Meandering tomes. Weighty descriptions. Subtle subtext. Sweeping themes. A thesaurus by my side.
Ah, the joys of reading literary fiction.
I’m a fast reader and I love literary fiction because it forces me to slow down. I love lit fic because it is the beauty of words on the page as much as it’s the story those words tell.
Sometimes, it seems that the author has actually painted the scenes with his or her words. Meticulously, painstakingly, slowly painted. Sometimes I wish those writers would just paint by number and get on with it. That’s when I crave balance — in some of what I read — and in all of what I write.
So, what do I learn from reading literary fiction? That sometimes I want to slow down and paint a picture with my words so that the reader has the time to breathe and imagine. A good pace in a novel doesn’t just mean it’s a fast read, a good pace also means the author knows where to slow down. An adept author micromanages the reader’s experience even though what every reader derives from the actual book is a little different.
I’m not seeking to write lofty volumes – but accessible ones. Yet, I want to write a book where phrases, sentences, even paragraphs are deemed underline or hightlight or dog-ear worthy by readers, because I’ve expressed something in just that certain way that’s a little different.
Not too much to ask of myself. I hope.
Literary fiction authors who pop to mind — Margaret Atwood, John Updike, Willa Cather, Brian Morton, Geraldine Brooks — these books make me think. Hard. Everything is not presented on a silver platter (and I do love silver platters) and is therefore a more difficult read. Not necessarily for smarter people, but for readers who want to look behind the curtain for themselves to figure out how the story works. Literary fiction has been called serious fiction. I think all fiction is serious (for the record).
What I miss when I read literary fiction, is a break in the intensity of the language and theme. That’s why I want to write something that straddles the fence — something that makes the reader think and also allows that same reader to coast in well-placed bits, as a reprieve.
I’m privy to the lyrical nature of language because of literary fiction. I also love to soar through a book that has great characters and plot, but where I am not enraptured by the prose. Then there are the books that do both. Those are my lifelines. Those are the women’s fiction of which I often speak and want to produce. I strive to not only create art with my words, but a wild ride. Without a hefty dose of literary fiction in my past, present and future, I don’t think I’d be able to articulate that wish, that goal, that drive — let alone write it.

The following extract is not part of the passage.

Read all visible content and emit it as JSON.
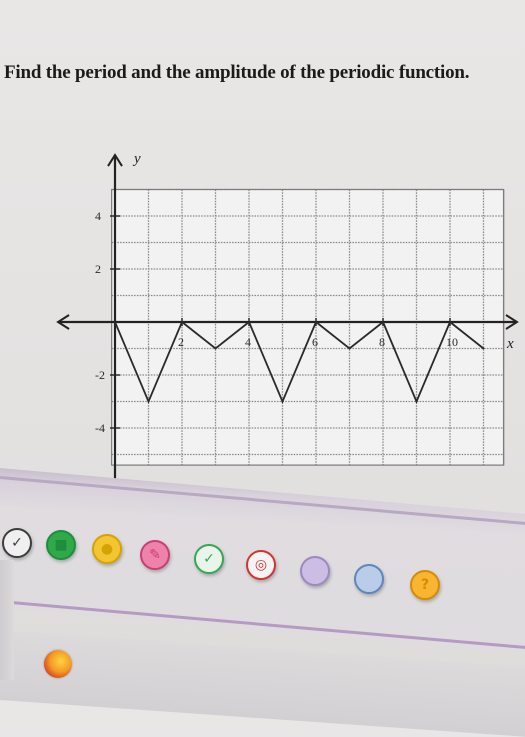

Which genres have taught you what and how you want to write your own women’s fiction? Examples?